== Segment start ==

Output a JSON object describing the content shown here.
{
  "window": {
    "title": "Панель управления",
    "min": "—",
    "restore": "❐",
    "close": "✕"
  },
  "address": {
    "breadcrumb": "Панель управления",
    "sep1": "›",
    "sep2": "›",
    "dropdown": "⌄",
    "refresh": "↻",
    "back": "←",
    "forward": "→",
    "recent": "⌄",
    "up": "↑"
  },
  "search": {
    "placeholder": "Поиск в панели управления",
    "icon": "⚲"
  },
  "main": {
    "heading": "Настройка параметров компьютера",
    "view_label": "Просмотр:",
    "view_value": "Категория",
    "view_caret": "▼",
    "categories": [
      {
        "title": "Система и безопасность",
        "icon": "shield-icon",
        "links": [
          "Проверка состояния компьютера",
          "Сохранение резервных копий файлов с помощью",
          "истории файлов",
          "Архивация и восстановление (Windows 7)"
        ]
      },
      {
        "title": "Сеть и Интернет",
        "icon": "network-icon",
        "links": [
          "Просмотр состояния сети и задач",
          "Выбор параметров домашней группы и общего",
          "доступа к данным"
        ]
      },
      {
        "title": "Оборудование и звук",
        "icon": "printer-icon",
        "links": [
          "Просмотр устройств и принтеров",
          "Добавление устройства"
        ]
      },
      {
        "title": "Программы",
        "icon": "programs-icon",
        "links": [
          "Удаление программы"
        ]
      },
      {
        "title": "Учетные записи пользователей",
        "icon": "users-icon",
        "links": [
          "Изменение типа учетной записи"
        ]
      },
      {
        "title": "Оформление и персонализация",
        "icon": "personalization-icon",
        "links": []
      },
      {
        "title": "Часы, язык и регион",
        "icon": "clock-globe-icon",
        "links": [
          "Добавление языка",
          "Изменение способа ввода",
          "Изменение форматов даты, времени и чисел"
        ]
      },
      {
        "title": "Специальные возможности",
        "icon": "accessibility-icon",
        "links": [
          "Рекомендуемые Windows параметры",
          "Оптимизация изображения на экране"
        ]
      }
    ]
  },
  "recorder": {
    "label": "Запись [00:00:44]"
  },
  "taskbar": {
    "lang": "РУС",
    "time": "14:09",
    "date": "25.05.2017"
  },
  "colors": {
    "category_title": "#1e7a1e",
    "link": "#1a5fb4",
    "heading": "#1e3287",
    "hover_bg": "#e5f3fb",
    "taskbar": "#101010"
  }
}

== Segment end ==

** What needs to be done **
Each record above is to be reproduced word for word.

** Reply **
Output a JSON object describing the content shown here.
{
  "window": {
    "title": "Панель управления",
    "min": "—",
    "restore": "❐",
    "close": "✕"
  },
  "address": {
    "breadcrumb": "Панель управления",
    "sep1": "›",
    "sep2": "›",
    "dropdown": "⌄",
    "refresh": "↻",
    "back": "←",
    "forward": "→",
    "recent": "⌄",
    "up": "↑"
  },
  "search": {
    "placeholder": "Поиск в панели управления",
    "icon": "⚲"
  },
  "main": {
    "heading": "Настройка параметров компьютера",
    "view_label": "Просмотр:",
    "view_value": "Категория",
    "view_caret": "▼",
    "categories": [
      {
        "title": "Система и безопасность",
        "icon": "shield-icon",
        "links": [
          "Проверка состояния компьютера",
          "Сохранение резервных копий файлов с помощью",
          "истории файлов",
          "Архивация и восстановление (Windows 7)"
        ]
      },
      {
        "title": "Сеть и Интернет",
        "icon": "network-icon",
        "links": [
          "Просмотр состояния сети и задач",
          "Выбор параметров домашней группы и общего",
          "доступа к данным"
        ]
      },
      {
        "title": "Оборудование и звук",
        "icon": "printer-icon",
        "links": [
          "Просмотр устройств и принтеров",
          "Добавление устройства"
        ]
      },
      {
        "title": "Программы",
        "icon": "programs-icon",
        "links": [
          "Удаление программы"
        ]
      },
      {
        "title": "Учетные записи пользователей",
        "icon": "users-icon",
        "links": [
          "Изменение типа учетной записи"
        ]
      },
      {
        "title": "Оформление и персонализация",
        "icon": "personalization-icon",
        "links": []
      },
      {
        "title": "Часы, язык и регион",
        "icon": "clock-globe-icon",
        "links": [
          "Добавление языка",
          "Изменение способа ввода",
          "Изменение форматов даты, времени и чисел"
        ]
      },
      {
        "title": "Специальные возможности",
        "icon": "accessibility-icon",
        "links": [
          "Рекомендуемые Windows параметры",
          "Оптимизация изображения на экране"
        ]
      }
    ]
  },
  "recorder": {
    "label": "Запись [00:00:44]"
  },
  "taskbar": {
    "lang": "РУС",
    "time": "14:09",
    "date": "25.05.2017"
  },
  "colors": {
    "category_title": "#1e7a1e",
    "link": "#1a5fb4",
    "heading": "#1e3287",
    "hover_bg": "#e5f3fb",
    "taskbar": "#101010"
  }
}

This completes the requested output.